In the records below, find the lines that include "test" and copy each.

- - -

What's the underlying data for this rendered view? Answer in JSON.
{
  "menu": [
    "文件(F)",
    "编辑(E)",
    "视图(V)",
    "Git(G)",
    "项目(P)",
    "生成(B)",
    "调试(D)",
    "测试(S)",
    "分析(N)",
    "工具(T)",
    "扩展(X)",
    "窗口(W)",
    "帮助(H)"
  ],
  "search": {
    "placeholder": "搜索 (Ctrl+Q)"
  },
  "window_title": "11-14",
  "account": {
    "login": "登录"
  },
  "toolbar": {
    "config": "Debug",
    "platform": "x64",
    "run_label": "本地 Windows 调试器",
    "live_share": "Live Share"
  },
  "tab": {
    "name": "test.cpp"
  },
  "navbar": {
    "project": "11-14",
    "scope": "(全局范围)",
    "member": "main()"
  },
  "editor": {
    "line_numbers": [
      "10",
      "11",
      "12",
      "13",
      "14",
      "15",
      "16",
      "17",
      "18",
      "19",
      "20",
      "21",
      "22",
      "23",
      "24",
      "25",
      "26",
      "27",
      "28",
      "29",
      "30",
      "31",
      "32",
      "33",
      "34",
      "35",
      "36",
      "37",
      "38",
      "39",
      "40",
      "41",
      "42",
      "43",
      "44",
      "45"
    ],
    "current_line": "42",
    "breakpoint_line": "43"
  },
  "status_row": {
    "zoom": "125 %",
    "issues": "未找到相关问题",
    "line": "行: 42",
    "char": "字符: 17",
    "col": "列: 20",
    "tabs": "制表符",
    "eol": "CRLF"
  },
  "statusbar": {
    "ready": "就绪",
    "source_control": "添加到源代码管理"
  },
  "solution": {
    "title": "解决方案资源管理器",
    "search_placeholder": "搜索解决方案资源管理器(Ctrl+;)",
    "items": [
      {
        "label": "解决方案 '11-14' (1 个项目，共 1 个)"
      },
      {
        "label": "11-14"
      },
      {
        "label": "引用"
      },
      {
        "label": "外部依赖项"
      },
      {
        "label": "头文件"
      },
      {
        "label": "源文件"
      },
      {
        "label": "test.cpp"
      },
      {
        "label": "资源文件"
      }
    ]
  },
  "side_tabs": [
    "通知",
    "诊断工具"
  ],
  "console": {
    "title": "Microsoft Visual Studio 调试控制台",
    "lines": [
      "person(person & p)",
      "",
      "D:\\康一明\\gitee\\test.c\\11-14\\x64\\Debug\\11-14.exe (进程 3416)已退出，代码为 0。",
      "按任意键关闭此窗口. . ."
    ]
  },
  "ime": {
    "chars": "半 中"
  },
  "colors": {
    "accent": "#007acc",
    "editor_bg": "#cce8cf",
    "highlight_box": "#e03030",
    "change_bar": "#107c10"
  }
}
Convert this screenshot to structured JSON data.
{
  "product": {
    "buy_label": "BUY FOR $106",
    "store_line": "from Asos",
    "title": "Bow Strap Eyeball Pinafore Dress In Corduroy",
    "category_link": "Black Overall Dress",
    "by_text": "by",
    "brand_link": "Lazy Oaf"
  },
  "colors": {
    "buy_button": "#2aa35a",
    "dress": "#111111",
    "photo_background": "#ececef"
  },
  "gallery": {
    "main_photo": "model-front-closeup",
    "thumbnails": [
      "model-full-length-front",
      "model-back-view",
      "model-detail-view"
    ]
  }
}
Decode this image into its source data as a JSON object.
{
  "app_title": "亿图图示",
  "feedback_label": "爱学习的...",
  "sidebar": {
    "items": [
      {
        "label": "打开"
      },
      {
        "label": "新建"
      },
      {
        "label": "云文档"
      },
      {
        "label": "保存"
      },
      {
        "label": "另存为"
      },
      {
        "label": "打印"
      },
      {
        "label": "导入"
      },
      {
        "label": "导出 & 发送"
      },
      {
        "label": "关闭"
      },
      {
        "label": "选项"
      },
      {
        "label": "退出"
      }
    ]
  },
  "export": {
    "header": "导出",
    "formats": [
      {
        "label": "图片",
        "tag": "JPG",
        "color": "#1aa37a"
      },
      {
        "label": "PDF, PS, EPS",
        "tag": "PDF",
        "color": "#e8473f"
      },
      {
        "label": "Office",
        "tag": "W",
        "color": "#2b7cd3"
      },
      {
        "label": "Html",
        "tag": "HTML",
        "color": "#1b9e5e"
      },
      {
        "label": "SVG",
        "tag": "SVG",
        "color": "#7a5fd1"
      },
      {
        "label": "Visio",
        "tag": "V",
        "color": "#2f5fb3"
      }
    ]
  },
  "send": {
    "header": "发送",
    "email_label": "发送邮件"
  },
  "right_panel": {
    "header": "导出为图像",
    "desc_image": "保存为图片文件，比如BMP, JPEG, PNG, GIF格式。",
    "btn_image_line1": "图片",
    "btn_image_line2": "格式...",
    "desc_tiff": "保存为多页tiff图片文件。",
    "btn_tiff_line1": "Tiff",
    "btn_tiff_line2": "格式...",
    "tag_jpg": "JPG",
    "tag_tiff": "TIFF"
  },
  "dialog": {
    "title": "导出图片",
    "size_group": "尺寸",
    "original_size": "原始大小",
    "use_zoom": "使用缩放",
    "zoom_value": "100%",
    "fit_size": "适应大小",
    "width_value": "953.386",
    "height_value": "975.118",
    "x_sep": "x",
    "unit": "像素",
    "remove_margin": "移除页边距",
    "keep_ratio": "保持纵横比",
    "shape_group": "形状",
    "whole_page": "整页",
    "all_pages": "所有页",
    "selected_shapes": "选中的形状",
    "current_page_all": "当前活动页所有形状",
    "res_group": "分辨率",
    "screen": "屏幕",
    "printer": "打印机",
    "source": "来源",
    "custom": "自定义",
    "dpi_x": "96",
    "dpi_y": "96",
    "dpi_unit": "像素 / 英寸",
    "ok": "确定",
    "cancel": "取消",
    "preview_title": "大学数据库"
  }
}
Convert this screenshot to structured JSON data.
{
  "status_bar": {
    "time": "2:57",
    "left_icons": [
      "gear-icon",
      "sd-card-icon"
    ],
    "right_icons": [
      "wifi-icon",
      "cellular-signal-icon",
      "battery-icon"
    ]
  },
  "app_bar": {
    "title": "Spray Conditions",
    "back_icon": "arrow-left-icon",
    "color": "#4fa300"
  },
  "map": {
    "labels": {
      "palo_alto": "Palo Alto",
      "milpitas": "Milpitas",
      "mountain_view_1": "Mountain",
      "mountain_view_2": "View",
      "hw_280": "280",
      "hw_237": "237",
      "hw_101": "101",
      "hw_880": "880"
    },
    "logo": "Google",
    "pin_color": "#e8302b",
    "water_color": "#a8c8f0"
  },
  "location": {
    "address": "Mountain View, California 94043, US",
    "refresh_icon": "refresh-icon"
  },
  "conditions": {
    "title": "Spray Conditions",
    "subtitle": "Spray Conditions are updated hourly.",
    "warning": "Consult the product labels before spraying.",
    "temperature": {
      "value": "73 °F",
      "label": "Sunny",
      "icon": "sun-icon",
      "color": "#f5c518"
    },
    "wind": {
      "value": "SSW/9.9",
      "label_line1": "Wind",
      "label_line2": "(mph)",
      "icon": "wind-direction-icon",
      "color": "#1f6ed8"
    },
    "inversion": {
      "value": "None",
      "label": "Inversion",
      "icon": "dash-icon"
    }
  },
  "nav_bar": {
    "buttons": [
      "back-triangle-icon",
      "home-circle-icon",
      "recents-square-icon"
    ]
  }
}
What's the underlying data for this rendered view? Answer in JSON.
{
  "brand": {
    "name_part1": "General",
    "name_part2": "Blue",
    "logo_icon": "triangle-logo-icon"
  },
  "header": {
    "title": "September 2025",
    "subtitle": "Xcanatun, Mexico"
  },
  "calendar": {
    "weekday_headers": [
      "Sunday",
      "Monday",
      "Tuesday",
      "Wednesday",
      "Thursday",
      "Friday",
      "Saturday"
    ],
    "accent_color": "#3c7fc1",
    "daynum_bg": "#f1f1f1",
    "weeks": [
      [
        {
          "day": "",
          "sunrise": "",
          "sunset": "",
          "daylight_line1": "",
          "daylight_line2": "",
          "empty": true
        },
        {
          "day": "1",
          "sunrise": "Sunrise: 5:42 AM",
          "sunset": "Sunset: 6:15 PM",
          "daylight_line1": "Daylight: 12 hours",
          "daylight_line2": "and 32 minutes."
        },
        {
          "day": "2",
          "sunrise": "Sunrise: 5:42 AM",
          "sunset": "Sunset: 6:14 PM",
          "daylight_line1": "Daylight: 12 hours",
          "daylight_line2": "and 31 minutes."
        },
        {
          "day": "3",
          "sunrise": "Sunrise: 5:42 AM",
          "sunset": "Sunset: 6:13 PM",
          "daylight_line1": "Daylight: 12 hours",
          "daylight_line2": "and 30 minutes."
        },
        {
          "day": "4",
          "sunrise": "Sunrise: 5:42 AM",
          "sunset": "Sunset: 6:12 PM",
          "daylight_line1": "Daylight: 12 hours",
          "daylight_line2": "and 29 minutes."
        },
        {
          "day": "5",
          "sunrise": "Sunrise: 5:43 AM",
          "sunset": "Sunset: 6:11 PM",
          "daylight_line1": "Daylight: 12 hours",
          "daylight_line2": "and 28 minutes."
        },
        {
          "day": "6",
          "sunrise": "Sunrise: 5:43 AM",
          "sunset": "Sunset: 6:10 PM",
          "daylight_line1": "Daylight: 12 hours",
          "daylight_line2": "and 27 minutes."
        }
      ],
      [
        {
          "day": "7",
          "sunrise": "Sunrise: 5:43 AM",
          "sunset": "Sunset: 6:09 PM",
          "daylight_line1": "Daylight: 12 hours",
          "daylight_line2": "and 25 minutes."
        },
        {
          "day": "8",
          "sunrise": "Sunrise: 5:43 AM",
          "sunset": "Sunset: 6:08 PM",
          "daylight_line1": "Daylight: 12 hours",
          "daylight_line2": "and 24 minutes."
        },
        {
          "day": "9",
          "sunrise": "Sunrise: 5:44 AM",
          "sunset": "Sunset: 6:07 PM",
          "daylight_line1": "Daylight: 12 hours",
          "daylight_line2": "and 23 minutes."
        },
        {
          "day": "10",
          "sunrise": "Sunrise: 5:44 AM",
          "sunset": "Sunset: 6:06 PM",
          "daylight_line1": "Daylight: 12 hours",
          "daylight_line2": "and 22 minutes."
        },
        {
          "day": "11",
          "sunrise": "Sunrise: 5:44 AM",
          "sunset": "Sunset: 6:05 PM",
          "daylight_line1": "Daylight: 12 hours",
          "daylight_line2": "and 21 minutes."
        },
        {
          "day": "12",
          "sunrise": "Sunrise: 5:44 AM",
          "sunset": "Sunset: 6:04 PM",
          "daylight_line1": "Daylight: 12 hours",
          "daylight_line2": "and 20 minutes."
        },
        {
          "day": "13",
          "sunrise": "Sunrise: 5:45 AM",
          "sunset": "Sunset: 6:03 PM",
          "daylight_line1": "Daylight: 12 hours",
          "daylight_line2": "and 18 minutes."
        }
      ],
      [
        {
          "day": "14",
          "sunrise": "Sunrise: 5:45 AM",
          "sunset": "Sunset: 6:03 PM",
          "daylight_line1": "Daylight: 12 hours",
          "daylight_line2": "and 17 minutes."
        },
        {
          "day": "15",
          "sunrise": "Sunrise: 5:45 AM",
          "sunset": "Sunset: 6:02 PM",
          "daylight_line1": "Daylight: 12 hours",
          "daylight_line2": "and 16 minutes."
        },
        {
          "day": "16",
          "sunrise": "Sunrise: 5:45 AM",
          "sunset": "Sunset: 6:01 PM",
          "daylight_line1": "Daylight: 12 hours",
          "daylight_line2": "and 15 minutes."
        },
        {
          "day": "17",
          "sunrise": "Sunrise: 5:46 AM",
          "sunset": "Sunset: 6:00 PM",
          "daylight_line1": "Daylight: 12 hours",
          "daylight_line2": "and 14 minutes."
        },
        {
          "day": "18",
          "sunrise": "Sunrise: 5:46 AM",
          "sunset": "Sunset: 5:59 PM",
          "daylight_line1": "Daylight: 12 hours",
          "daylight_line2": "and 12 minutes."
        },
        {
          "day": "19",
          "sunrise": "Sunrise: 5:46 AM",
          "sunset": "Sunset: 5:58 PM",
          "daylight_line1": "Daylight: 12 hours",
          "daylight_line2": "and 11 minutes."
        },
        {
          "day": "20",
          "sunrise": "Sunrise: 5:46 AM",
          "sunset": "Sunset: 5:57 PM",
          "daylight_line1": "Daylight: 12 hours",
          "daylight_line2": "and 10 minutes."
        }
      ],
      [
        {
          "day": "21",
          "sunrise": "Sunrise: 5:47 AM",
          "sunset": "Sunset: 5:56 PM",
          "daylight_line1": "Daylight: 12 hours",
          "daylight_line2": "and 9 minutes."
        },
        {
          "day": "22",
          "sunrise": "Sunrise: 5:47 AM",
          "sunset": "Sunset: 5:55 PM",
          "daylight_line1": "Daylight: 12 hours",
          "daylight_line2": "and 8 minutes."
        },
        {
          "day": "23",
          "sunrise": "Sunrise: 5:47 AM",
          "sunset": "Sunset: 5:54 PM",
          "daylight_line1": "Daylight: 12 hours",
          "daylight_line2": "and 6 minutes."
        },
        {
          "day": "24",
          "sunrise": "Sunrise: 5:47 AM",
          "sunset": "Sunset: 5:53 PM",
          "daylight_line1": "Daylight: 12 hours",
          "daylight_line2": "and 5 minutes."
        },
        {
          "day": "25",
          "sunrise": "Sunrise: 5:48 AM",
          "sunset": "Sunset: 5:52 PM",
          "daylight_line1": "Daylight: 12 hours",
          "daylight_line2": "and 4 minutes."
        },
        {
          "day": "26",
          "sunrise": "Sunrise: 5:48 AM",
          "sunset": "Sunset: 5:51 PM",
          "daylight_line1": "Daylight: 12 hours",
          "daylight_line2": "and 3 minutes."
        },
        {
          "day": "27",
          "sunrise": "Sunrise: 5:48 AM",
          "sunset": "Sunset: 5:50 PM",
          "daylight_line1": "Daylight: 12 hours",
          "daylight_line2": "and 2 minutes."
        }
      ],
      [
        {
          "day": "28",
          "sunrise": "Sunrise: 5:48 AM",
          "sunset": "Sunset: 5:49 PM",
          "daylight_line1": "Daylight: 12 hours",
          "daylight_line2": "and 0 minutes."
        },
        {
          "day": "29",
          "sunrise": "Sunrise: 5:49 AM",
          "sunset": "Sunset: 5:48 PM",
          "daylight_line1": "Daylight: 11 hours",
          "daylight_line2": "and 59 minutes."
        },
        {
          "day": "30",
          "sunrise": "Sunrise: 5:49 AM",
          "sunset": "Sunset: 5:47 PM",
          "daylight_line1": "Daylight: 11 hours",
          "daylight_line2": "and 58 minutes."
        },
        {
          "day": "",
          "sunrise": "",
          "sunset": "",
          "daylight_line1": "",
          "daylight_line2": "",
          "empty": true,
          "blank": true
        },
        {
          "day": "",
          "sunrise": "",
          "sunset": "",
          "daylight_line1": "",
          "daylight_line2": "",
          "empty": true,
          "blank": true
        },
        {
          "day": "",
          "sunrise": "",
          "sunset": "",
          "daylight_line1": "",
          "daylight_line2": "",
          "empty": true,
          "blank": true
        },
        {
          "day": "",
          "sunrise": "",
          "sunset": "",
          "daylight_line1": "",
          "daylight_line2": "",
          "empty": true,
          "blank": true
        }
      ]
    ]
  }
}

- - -

■ Reply ■
    "name": "test.cpp"
        "label": "test.cpp"
      "D:\\康一明\\gitee\\test.c\\11-14\\x64\\Debug\\11-14.exe (进程 3416)已退出，代码为 0。",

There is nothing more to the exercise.